Records follow. Select each line holding "kind".

------ Records shown ------

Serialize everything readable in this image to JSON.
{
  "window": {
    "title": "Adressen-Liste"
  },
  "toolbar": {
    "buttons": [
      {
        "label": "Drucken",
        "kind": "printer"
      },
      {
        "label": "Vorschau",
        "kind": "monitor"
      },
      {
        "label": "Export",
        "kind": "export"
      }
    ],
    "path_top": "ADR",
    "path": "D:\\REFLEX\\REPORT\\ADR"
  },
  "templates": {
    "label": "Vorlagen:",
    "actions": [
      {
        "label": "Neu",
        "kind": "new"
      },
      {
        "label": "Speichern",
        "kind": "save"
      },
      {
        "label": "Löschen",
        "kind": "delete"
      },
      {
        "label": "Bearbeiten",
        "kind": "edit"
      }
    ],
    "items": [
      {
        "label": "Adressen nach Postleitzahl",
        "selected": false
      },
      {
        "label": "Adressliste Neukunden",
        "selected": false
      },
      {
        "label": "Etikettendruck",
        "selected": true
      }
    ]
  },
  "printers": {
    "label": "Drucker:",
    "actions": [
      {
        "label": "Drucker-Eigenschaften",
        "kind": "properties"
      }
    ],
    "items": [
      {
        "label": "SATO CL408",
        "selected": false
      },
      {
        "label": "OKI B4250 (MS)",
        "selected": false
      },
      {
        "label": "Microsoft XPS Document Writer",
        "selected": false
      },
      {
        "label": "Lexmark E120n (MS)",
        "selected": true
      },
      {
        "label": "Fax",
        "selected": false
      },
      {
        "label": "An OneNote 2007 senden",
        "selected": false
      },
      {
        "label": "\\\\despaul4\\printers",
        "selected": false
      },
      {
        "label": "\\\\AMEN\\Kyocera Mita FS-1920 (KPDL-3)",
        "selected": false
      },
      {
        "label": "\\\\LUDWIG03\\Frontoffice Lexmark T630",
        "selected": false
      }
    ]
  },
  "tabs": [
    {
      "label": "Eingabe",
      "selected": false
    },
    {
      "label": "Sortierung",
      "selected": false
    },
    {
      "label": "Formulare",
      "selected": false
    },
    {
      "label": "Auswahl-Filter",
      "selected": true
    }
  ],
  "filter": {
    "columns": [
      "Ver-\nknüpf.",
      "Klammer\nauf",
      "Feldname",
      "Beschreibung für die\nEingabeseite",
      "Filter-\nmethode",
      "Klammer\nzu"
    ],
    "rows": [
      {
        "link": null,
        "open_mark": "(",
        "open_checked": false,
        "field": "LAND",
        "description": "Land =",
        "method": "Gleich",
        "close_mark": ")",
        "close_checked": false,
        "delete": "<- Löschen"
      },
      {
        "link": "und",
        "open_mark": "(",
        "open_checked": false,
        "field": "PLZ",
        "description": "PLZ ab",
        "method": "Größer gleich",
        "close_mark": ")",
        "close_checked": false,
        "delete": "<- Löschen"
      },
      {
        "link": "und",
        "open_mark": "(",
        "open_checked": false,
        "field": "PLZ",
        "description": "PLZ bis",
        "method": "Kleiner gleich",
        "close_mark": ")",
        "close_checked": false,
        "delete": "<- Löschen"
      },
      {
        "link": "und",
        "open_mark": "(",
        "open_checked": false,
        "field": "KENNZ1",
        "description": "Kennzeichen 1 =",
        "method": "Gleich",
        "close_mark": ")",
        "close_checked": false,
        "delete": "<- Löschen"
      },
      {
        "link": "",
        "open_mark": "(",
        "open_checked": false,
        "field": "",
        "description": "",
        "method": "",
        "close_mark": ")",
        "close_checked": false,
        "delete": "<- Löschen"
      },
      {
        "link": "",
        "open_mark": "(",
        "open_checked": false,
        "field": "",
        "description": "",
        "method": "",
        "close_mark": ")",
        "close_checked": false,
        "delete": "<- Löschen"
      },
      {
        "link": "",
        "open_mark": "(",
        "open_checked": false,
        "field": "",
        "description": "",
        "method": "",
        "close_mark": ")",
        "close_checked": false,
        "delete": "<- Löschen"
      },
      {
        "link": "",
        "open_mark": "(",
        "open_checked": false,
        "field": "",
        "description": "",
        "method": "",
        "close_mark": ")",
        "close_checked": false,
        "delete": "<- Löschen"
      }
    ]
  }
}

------

*Answer to the problem*:
        "kind": "printer"
        "kind": "monitor"
        "kind": "export"
        "kind": "new"
        "kind": "save"
        "kind": "delete"
        "kind": "edit"
        "kind": "properties"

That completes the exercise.